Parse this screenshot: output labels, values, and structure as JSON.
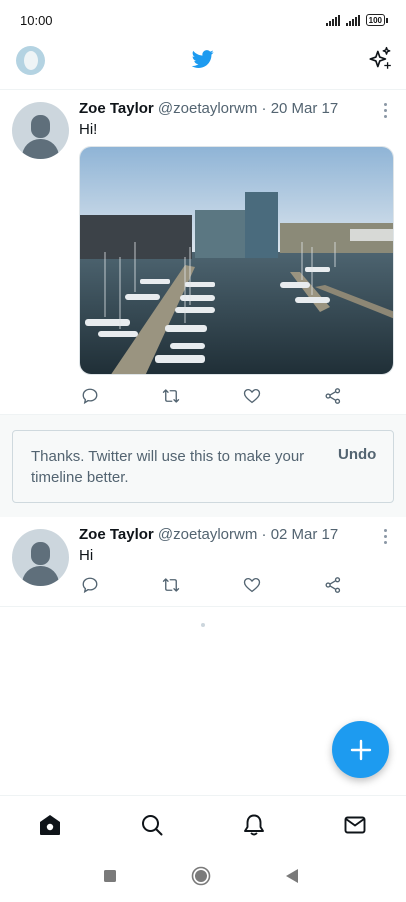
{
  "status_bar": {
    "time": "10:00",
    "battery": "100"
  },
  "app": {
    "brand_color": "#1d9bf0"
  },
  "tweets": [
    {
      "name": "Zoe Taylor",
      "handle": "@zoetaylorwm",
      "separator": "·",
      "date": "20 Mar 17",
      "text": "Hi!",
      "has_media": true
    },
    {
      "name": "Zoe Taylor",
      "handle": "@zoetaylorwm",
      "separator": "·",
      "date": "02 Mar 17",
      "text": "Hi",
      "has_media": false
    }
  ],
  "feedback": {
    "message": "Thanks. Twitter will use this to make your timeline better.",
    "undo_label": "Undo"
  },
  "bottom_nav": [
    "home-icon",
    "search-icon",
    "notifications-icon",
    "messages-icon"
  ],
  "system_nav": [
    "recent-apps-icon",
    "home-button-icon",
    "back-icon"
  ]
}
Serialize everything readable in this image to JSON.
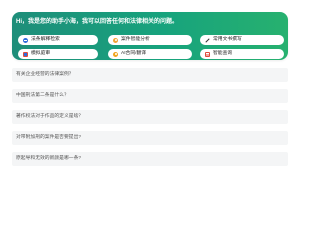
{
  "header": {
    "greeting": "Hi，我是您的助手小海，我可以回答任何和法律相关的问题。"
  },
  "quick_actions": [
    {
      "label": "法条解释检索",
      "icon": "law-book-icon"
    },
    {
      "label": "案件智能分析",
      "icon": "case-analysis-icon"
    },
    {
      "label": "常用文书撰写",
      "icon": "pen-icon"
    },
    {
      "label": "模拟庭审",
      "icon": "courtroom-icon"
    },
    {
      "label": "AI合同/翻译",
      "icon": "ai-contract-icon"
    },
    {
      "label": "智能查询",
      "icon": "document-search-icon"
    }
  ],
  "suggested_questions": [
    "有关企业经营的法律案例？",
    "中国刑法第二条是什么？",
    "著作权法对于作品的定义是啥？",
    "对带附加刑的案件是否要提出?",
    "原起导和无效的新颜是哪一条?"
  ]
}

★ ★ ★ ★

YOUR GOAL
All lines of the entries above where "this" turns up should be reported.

ANSWER FOR THE TASK
Parse this screenshot: output labels, values, and structure as JSON.
    "message": "Thanks. Twitter will use this to make your timeline better.",
Serialize everything readable in this image to JSON.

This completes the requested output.